There are a number of flowers I have never grown before that I am going to give a try this season, like Geum, Astrantia, Sicilian Honey Lily, Tuberose and a variety of Gladiolus that I have fallen in love with this winter in California (I had never been much of a fan before). I look forward to receiving your thoughts and feedback on my selection this season!
I will be selling at the Saturday Charlottetown Farmers’ Market for you to pick up individual bouquets, but if you are at all intrigued by the idea of pre-ordering and receiving a weekly CSA bouquet this season (or gifting one to someone else) I hope you will hop on over to my shop and place your order now. A few good reasons for joining my CSA:
*CSA bouquets are larger and fuller than market bouquets. More bounty for your table or desk!
*My CSA customers are guaranteed flowers every week (I will not sell that gorgeous bouquet to someone else before you arrive at the market)
*Starting this year, CSA customers will receive early-bird discounts on Christmas wreaths and design workshops
*CSA customers are the first to receive news on upcoming seasonal floral events and workshops
*CSA customers can pick up their bouquets at the Saturday Farmers’ Market or from convenient downtown locations during the week

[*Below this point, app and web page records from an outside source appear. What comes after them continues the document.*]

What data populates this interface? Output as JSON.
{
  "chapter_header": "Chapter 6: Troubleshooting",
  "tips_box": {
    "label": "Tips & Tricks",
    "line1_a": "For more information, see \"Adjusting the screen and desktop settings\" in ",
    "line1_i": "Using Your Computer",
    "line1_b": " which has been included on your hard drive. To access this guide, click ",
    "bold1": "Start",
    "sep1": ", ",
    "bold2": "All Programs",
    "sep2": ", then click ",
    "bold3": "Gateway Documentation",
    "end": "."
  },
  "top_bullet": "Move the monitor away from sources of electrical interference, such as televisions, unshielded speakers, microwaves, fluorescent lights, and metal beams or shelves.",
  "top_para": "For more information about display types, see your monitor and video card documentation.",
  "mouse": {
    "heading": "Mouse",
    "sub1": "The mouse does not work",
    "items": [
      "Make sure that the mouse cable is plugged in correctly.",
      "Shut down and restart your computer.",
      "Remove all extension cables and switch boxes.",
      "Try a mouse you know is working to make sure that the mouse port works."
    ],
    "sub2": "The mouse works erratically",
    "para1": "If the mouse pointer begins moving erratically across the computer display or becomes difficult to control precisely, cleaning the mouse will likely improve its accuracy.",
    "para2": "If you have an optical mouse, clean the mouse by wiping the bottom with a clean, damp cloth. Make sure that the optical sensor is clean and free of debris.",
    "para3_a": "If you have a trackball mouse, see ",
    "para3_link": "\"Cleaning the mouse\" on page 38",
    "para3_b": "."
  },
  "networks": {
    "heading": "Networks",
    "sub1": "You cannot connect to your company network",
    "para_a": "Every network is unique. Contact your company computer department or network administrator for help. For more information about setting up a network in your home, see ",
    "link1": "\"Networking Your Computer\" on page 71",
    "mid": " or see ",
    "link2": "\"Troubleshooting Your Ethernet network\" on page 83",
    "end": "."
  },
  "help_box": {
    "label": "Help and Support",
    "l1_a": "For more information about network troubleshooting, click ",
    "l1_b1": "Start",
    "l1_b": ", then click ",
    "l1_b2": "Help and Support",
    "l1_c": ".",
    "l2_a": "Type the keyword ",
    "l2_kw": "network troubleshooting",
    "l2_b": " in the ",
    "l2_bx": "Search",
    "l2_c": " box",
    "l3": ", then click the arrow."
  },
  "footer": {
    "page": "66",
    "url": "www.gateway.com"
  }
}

All that to say that I hope you will join me! If you have any questions feel free to shoot me a message via my contact form
Wishing you all a great weekend!